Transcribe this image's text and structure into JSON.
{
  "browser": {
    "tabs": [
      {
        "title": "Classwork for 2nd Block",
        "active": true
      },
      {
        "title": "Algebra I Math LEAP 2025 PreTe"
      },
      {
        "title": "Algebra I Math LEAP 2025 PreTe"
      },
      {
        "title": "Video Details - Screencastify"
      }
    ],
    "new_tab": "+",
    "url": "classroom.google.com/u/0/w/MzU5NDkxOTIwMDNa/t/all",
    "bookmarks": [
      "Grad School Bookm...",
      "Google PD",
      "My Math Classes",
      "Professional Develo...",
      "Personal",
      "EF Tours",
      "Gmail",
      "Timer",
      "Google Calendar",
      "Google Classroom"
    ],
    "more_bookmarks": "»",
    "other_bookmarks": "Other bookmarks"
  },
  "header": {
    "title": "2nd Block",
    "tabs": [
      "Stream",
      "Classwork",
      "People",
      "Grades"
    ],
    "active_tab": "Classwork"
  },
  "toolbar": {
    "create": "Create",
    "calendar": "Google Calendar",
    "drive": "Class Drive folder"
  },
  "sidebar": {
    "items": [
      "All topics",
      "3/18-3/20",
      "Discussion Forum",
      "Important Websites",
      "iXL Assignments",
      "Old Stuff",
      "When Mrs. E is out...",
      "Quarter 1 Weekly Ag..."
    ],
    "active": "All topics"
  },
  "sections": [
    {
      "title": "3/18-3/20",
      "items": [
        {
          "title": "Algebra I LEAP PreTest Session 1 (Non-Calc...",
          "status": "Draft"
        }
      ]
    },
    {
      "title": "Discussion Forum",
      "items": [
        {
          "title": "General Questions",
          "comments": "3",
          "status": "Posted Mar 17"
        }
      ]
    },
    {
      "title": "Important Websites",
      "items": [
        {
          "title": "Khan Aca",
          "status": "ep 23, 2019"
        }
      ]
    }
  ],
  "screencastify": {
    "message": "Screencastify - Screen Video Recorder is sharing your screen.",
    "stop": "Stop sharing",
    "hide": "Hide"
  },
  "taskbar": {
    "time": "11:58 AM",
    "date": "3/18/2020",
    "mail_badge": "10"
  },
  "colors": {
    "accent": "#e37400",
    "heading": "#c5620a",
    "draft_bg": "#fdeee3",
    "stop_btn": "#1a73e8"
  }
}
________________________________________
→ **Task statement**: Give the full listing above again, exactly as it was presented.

→ **Exercise solution**:
Transcribe this image's text and structure into JSON.
{
  "browser": {
    "tabs": [
      {
        "title": "Classwork for 2nd Block",
        "active": true
      },
      {
        "title": "Algebra I Math LEAP 2025 PreTe"
      },
      {
        "title": "Algebra I Math LEAP 2025 PreTe"
      },
      {
        "title": "Video Details - Screencastify"
      }
    ],
    "new_tab": "+",
    "url": "classroom.google.com/u/0/w/MzU5NDkxOTIwMDNa/t/all",
    "bookmarks": [
      "Grad School Bookm...",
      "Google PD",
      "My Math Classes",
      "Professional Develo...",
      "Personal",
      "EF Tours",
      "Gmail",
      "Timer",
      "Google Calendar",
      "Google Classroom"
    ],
    "more_bookmarks": "»",
    "other_bookmarks": "Other bookmarks"
  },
  "header": {
    "title": "2nd Block",
    "tabs": [
      "Stream",
      "Classwork",
      "People",
      "Grades"
    ],
    "active_tab": "Classwork"
  },
  "toolbar": {
    "create": "Create",
    "calendar": "Google Calendar",
    "drive": "Class Drive folder"
  },
  "sidebar": {
    "items": [
      "All topics",
      "3/18-3/20",
      "Discussion Forum",
      "Important Websites",
      "iXL Assignments",
      "Old Stuff",
      "When Mrs. E is out...",
      "Quarter 1 Weekly Ag..."
    ],
    "active": "All topics"
  },
  "sections": [
    {
      "title": "3/18-3/20",
      "items": [
        {
          "title": "Algebra I LEAP PreTest Session 1 (Non-Calc...",
          "status": "Draft"
        }
      ]
    },
    {
      "title": "Discussion Forum",
      "items": [
        {
          "title": "General Questions",
          "comments": "3",
          "status": "Posted Mar 17"
        }
      ]
    },
    {
      "title": "Important Websites",
      "items": [
        {
          "title": "Khan Aca",
          "status": "ep 23, 2019"
        }
      ]
    }
  ],
  "screencastify": {
    "message": "Screencastify - Screen Video Recorder is sharing your screen.",
    "stop": "Stop sharing",
    "hide": "Hide"
  },
  "taskbar": {
    "time": "11:58 AM",
    "date": "3/18/2020",
    "mail_badge": "10"
  },
  "colors": {
    "accent": "#e37400",
    "heading": "#c5620a",
    "draft_bg": "#fdeee3",
    "stop_btn": "#1a73e8"
  }
}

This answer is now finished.